---------- The data

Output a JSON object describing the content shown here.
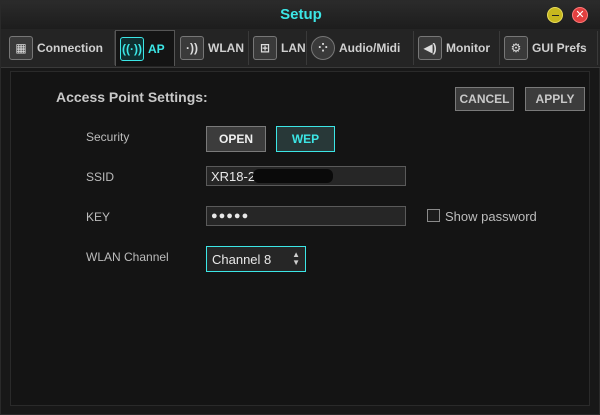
{
  "window": {
    "title": "Setup",
    "close_glyph": "✕"
  },
  "tabs": [
    {
      "label": "Connection",
      "icon": "mixer-icon"
    },
    {
      "label": "AP",
      "icon": "wifi-ap-icon",
      "active": true
    },
    {
      "label": "WLAN",
      "icon": "wlan-icon"
    },
    {
      "label": "LAN",
      "icon": "ethernet-icon"
    },
    {
      "label": "Audio/Midi",
      "icon": "midi-icon"
    },
    {
      "label": "Monitor",
      "icon": "speaker-icon"
    },
    {
      "label": "GUI Prefs",
      "icon": "gears-icon"
    }
  ],
  "ap_settings": {
    "title": "Access Point Settings:",
    "cancel_label": "CANCEL",
    "apply_label": "APPLY",
    "security": {
      "label": "Security",
      "open_label": "OPEN",
      "wep_label": "WEP",
      "selected": "WEP"
    },
    "ssid": {
      "label": "SSID",
      "value": "XR18-2"
    },
    "key": {
      "label": "KEY",
      "value": "●●●●●"
    },
    "show_password": {
      "label": "Show password",
      "checked": false
    },
    "wlan_channel": {
      "label": "WLAN Channel",
      "value": "Channel 8"
    }
  },
  "colors": {
    "accent": "#3ce6e6",
    "background": "#141414"
  }
}
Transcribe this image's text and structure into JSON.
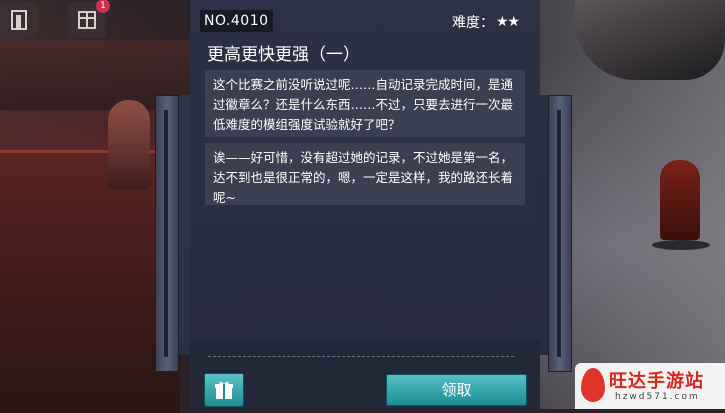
{
  "challenge": {
    "number": "NO.4010",
    "difficulty_label": "难度：",
    "difficulty_stars": "★★",
    "title": "更高更快更强（一）"
  },
  "dialog": {
    "first": "这个比赛之前没听说过呢……自动记录完成时间，是通过徽章么？还是什么东西……不过，只要去进行一次最低难度的模组强度试验就好了吧？",
    "second": "诶——好可惜，没有超过她的记录，不过她是第一名，达不到也是很正常的，嗯，一定是这样，我的路还长着呢~"
  },
  "actions": {
    "claim_label": "领取",
    "gift_icon": "gift-icon"
  },
  "hud": {
    "badge_count": "1",
    "icons": [
      "door-icon",
      "calendar-icon"
    ]
  },
  "watermark": {
    "brand": "旺达手游站",
    "domain": "hzwd571.com"
  },
  "colors": {
    "accent": "#1b8d93",
    "panel": "#2c3145",
    "watermark_red": "#d6271d"
  }
}
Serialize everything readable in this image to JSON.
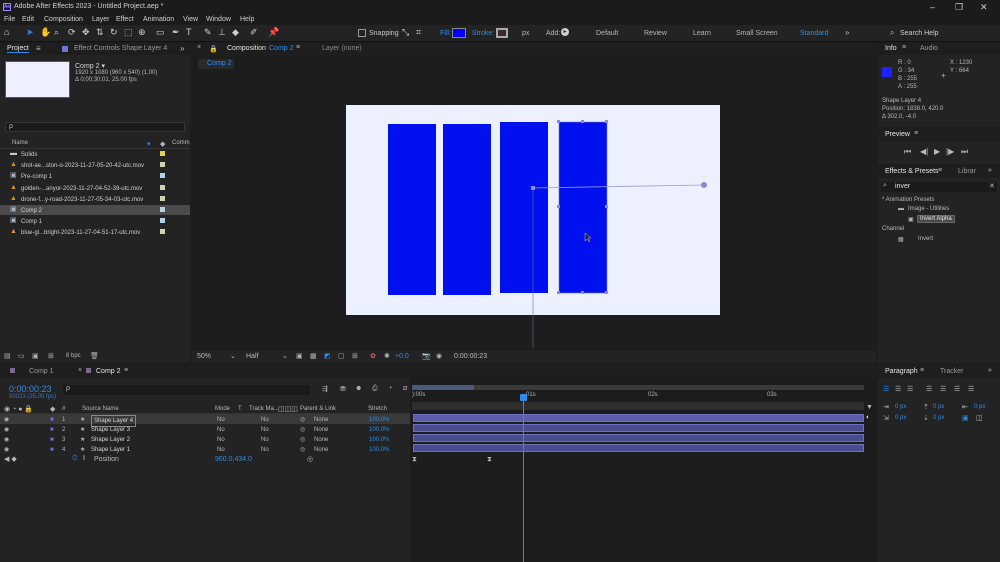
{
  "app": {
    "title": "Adobe After Effects 2023 - Untitled Project.aep *",
    "icon_name": "ae-logo-icon",
    "window_controls": [
      "minimize-icon",
      "maximize-icon",
      "close-icon"
    ]
  },
  "menu": [
    "File",
    "Edit",
    "Composition",
    "Layer",
    "Effect",
    "Animation",
    "View",
    "Window",
    "Help"
  ],
  "toolbar": {
    "snapping_label": "Snapping",
    "fill_label": "Fill:",
    "stroke_label": "Stroke:",
    "stroke_unit": "px",
    "add_label": "Add:",
    "workspaces": [
      "Default",
      "Review",
      "Learn",
      "Small Screen",
      "Standard"
    ],
    "active_workspace": "Standard",
    "search_help_placeholder": "Search Help",
    "fill_color": "#0000ff"
  },
  "project_panel": {
    "tab_label": "Project",
    "effect_controls_label": "Effect Controls Shape Layer 4",
    "comp_name": "Comp 2 ▾",
    "comp_info_1": "1920 x 1080 (960 x 540) (1.00)",
    "comp_info_2": "Δ 0;00;30;01, 25.00 fps",
    "search_placeholder": "ρ",
    "col_name": "Name",
    "col_comment": "Comm",
    "items": [
      {
        "name": "Solids",
        "icon": "folder-icon",
        "swatch": "#e8d14a"
      },
      {
        "name": "shot-ae...ston-o-2023-11-27-05-20-42-utc.mov",
        "icon": "vlc-cone-icon",
        "swatch": "#d2d2b0"
      },
      {
        "name": "Pre-comp 1",
        "icon": "comp-icon",
        "swatch": "#b4d2e6"
      },
      {
        "name": "golden-...anyor-2023-11-27-04-52-39-utc.mov",
        "icon": "vlc-cone-icon",
        "swatch": "#d2d2b0"
      },
      {
        "name": "drone-f...y-road-2023-11-27-05-34-03-utc.mov",
        "icon": "vlc-cone-icon",
        "swatch": "#d2d2b0"
      },
      {
        "name": "Comp 2",
        "icon": "comp-icon",
        "swatch": "#b4d2e6"
      },
      {
        "name": "Comp 1",
        "icon": "comp-icon",
        "swatch": "#b4d2e6"
      },
      {
        "name": "blue-gl...bright-2023-11-27-04-51-17-utc.mov",
        "icon": "vlc-cone-icon",
        "swatch": "#d2d2b0"
      }
    ],
    "bpc_label": "8 bpc"
  },
  "composition_panel": {
    "tab_label": "Composition",
    "tab_comp": "Comp 2",
    "layer_tab": "Layer (none)",
    "breadcrumb": "Comp 2",
    "zoom": "50%",
    "resolution": "Half",
    "exposure": "+0.0",
    "timecode": "0:00:00:23",
    "canvas_bg": "#ecf0ff",
    "shape_color": "#0010ee"
  },
  "info_panel": {
    "tab_info": "Info",
    "tab_audio": "Audio",
    "r": "R : 0",
    "g": "G : 34",
    "b": "B : 255",
    "a": "A : 255",
    "x": "X : 1230",
    "y": "Y : 664",
    "layer_name": "Shape Layer 4",
    "position": "Position: 1838.0, 420.0",
    "delta": "Δ 302.0, -4.0",
    "swatch": "#1a22ff"
  },
  "preview_panel": {
    "tab_label": "Preview"
  },
  "effects_panel": {
    "tab_label": "Effects & Presets",
    "tab_library": "Librar",
    "search_value": "inver",
    "tree": [
      {
        "label": "* Animation Presets",
        "indent": 0
      },
      {
        "label": "Image - Utilities",
        "indent": 1
      },
      {
        "label": "Invert Alpha",
        "indent": 2
      },
      {
        "label": "Channel",
        "indent": 0
      },
      {
        "label": "Invert",
        "indent": 2
      }
    ]
  },
  "timeline": {
    "tab_comp1": "Comp 1",
    "tab_comp2": "Comp 2",
    "timecode": "0:00:00:23",
    "timecode_sub": "00023 (25.00 fps)",
    "search_placeholder": "ρ",
    "col_headers": [
      "#",
      "Source Name",
      "Mode",
      "T",
      "Track Ma...",
      "Parent & Link",
      "Stretch"
    ],
    "layers": [
      {
        "num": "1",
        "name": "Shape Layer 4",
        "mode": "No",
        "track": "No",
        "parent": "None",
        "stretch": "100.0%",
        "selected": true
      },
      {
        "num": "2",
        "name": "Shape Layer 3",
        "mode": "No",
        "track": "No",
        "parent": "None",
        "stretch": "100.0%",
        "selected": false
      },
      {
        "num": "3",
        "name": "Shape Layer 2",
        "mode": "No",
        "track": "No",
        "parent": "None",
        "stretch": "100.0%",
        "selected": false
      },
      {
        "num": "4",
        "name": "Shape Layer 1",
        "mode": "No",
        "track": "No",
        "parent": "None",
        "stretch": "100.0%",
        "selected": false
      }
    ],
    "property_name": "Position",
    "property_value": "960.0,434.0",
    "ruler_ticks": [
      "):00s",
      "01s",
      "02s",
      "03s"
    ],
    "layer_bar_color": "#5b5dab"
  },
  "paragraph_panel": {
    "tab_label": "Paragraph",
    "tab_tracker": "Tracker",
    "indent_values": [
      "0 px",
      "0 px",
      "0 px",
      "0 px",
      "0 px"
    ]
  }
}
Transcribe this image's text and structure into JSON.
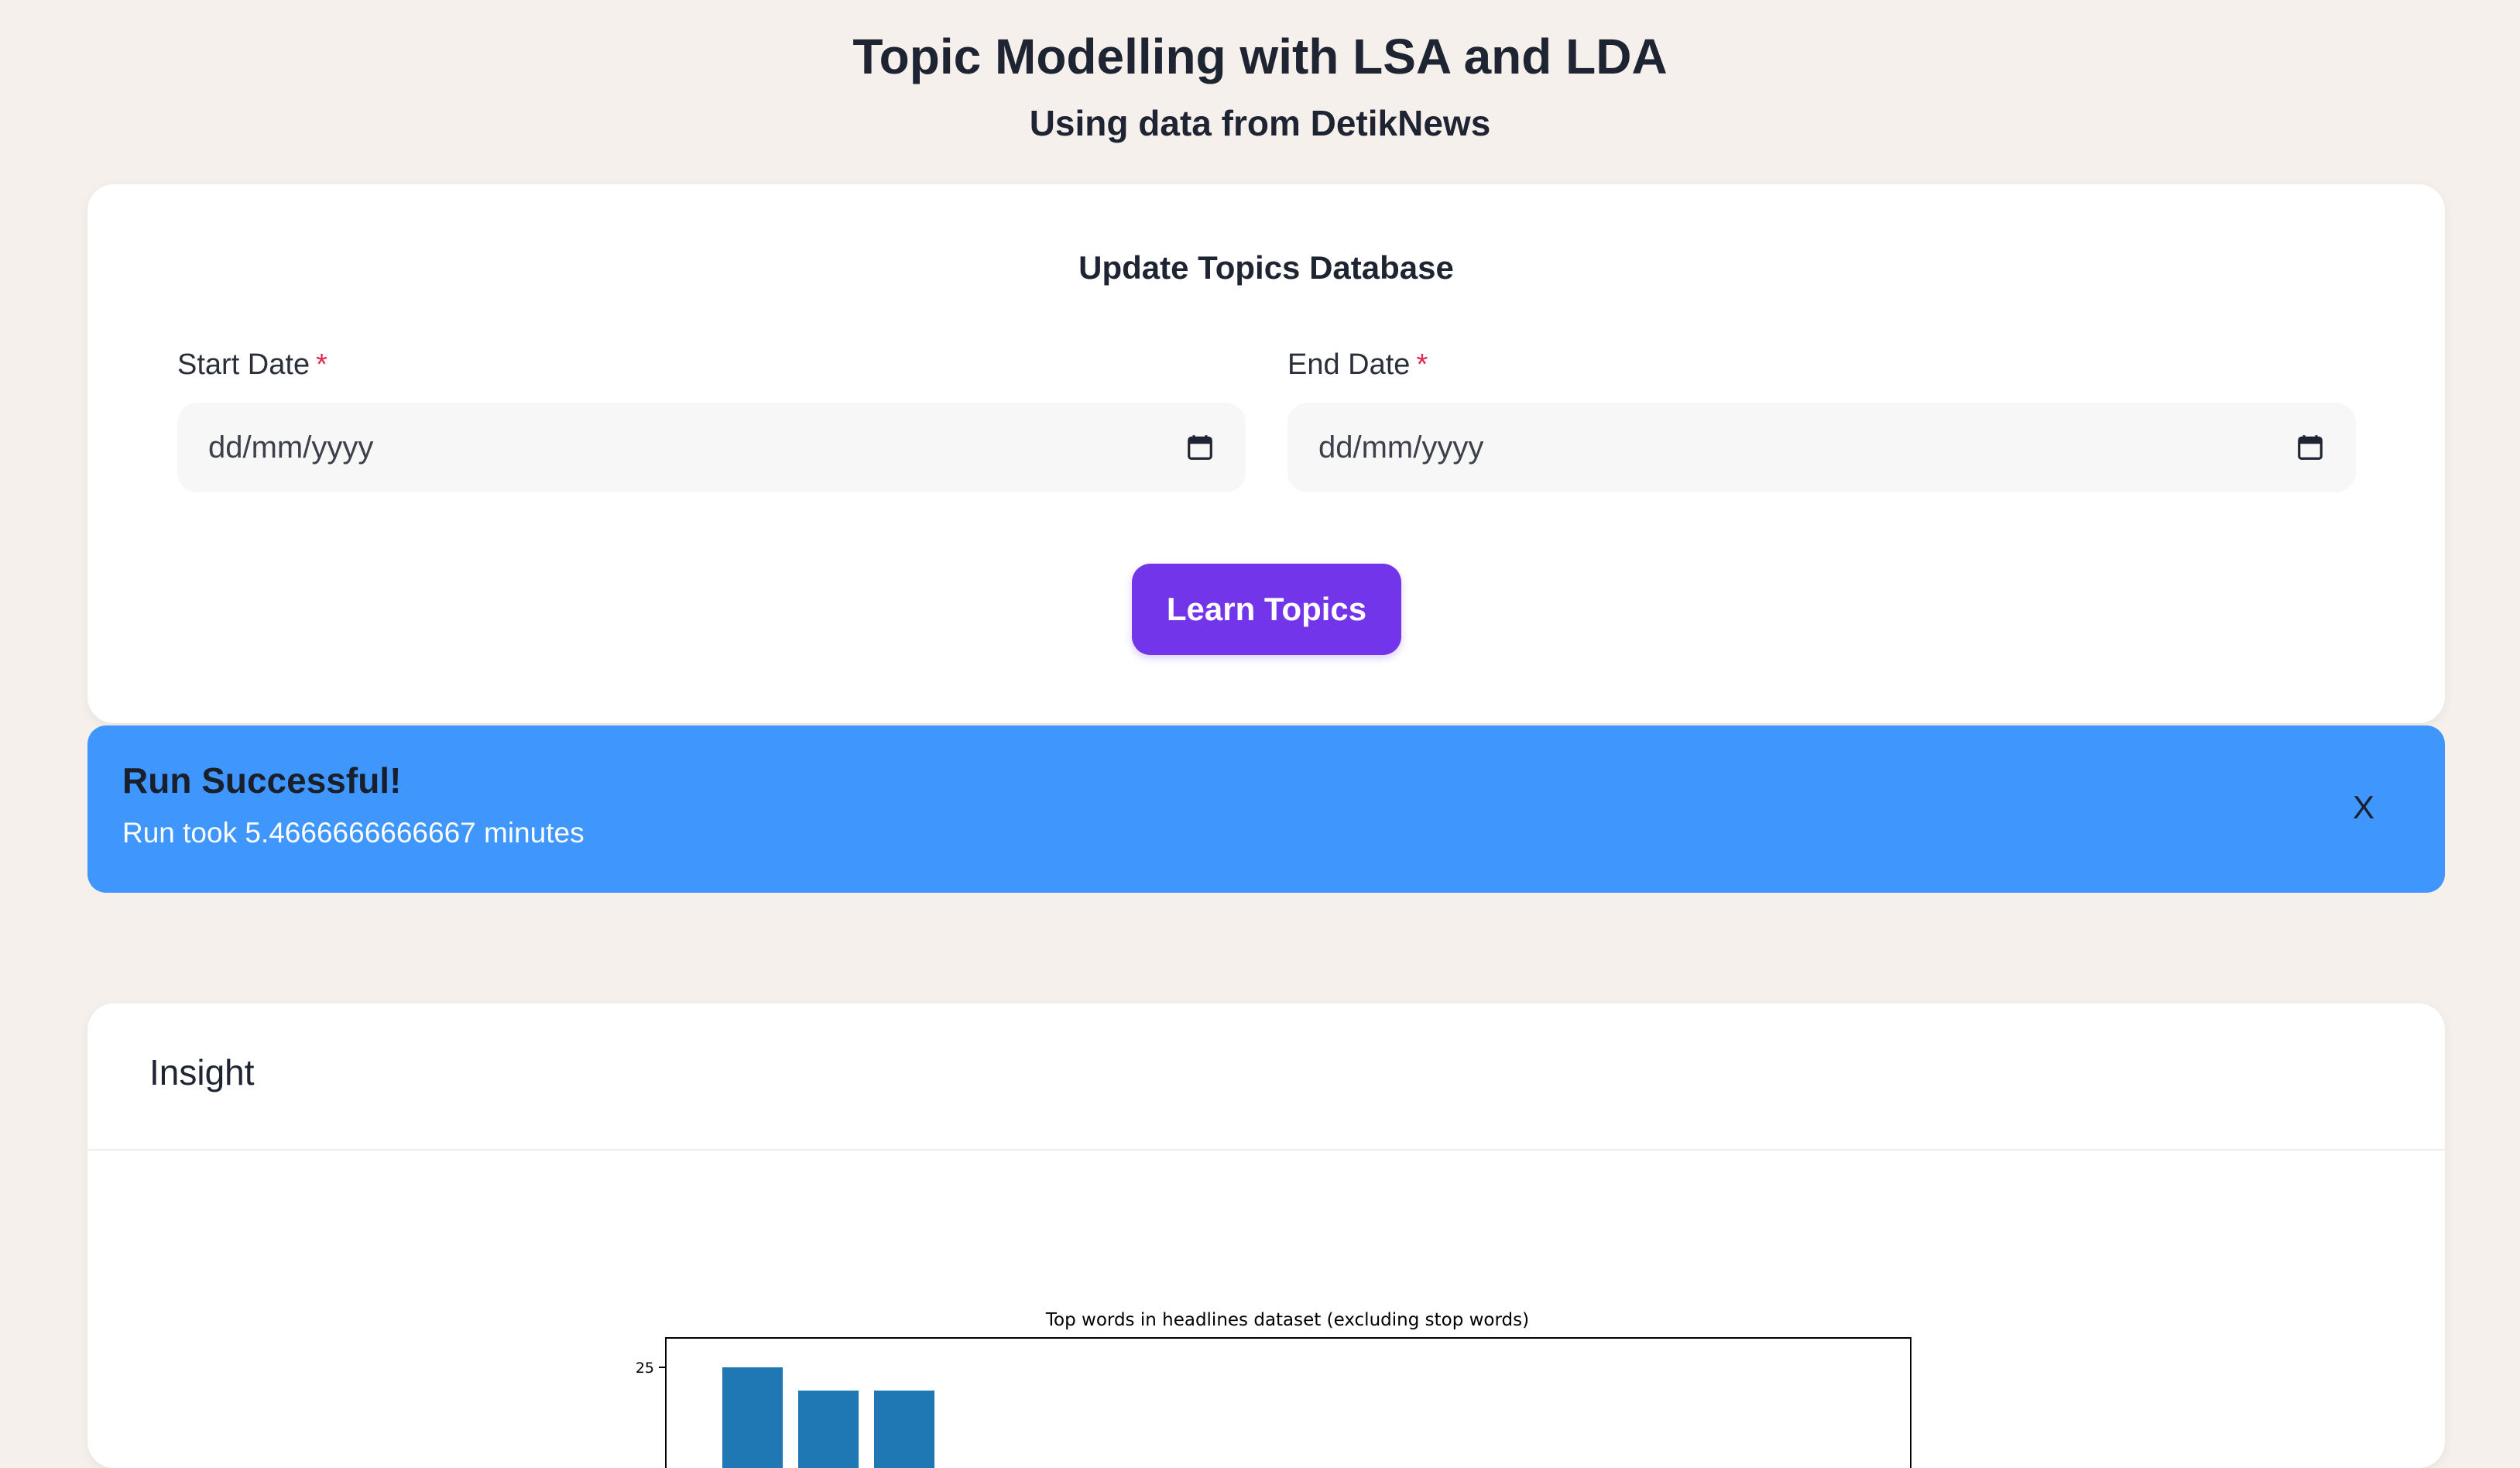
{
  "header": {
    "title": "Topic Modelling with LSA and LDA",
    "subtitle": "Using data from DetikNews"
  },
  "form": {
    "title": "Update Topics Database",
    "start_label": "Start Date",
    "end_label": "End Date",
    "required_mark": "*",
    "start_value": "dd/mm/yyyy",
    "end_value": "dd/mm/yyyy",
    "submit_label": "Learn Topics",
    "accent_color": "#7335ea"
  },
  "alert": {
    "title": "Run Successful!",
    "message": "Run took 5.4666666666667 minutes",
    "close_label": "X",
    "color": "#3f96fd"
  },
  "insight": {
    "title": "Insight"
  },
  "chart_data": {
    "type": "bar",
    "title": "Top words in headlines dataset (excluding stop words)",
    "values": [
      25,
      22,
      22
    ],
    "y_ticks": [
      25
    ],
    "bar_color": "#1f77b4"
  }
}
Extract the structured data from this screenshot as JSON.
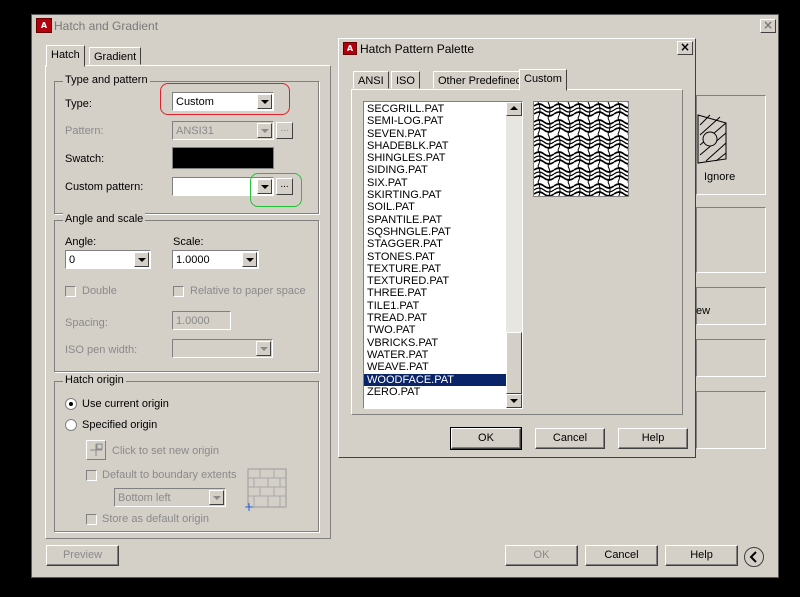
{
  "main_dialog": {
    "title": "Hatch and Gradient",
    "title_icon_text": "A",
    "close_glyph": "×",
    "tabs": [
      "Hatch",
      "Gradient"
    ],
    "type_and_pattern": {
      "legend": "Type and pattern",
      "type_label": "Type:",
      "type_value": "Custom",
      "pattern_label": "Pattern:",
      "pattern_value": "ANSI31",
      "swatch_label": "Swatch:",
      "custom_pattern_label": "Custom pattern:",
      "custom_pattern_value": "",
      "browse_label": "..."
    },
    "angle_and_scale": {
      "legend": "Angle and scale",
      "angle_label": "Angle:",
      "angle_value": "0",
      "scale_label": "Scale:",
      "scale_value": "1.0000",
      "double_label": "Double",
      "relative_label": "Relative to paper space",
      "spacing_label": "Spacing:",
      "spacing_value": "1.0000",
      "iso_pen_label": "ISO pen width:"
    },
    "hatch_origin": {
      "legend": "Hatch origin",
      "use_current": "Use current origin",
      "specified": "Specified origin",
      "click_new": "Click to set new origin",
      "default_boundary": "Default to boundary extents",
      "position_value": "Bottom left",
      "store_default": "Store as default origin"
    },
    "right_fragments": {
      "ignore": "Ignore",
      "ew": "ew"
    },
    "footer": {
      "preview": "Preview",
      "ok": "OK",
      "cancel": "Cancel",
      "help": "Help"
    }
  },
  "palette": {
    "title": "Hatch Pattern Palette",
    "close_glyph": "×",
    "tabs": [
      "ANSI",
      "ISO",
      "Other Predefined",
      "Custom"
    ],
    "active_tab": "Custom",
    "items": [
      "SECGRILL.PAT",
      "SEMI-LOG.PAT",
      "SEVEN.PAT",
      "SHADEBLK.PAT",
      "SHINGLES.PAT",
      "SIDING.PAT",
      "SIX.PAT",
      "SKIRTING.PAT",
      "SOIL.PAT",
      "SPANTILE.PAT",
      "SQSHNGLE.PAT",
      "STAGGER.PAT",
      "STONES.PAT",
      "TEXTURE.PAT",
      "TEXTURED.PAT",
      "THREE.PAT",
      "TILE1.PAT",
      "TREAD.PAT",
      "TWO.PAT",
      "VBRICKS.PAT",
      "WATER.PAT",
      "WEAVE.PAT",
      "WOODFACE.PAT",
      "ZERO.PAT"
    ],
    "selected": "WOODFACE.PAT",
    "ok": "OK",
    "cancel": "Cancel",
    "help": "Help"
  }
}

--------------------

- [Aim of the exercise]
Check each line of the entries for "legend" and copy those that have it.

- [Exercise response]
      "legend": "Type and pattern",
      "legend": "Angle and scale",
      "legend": "Hatch origin",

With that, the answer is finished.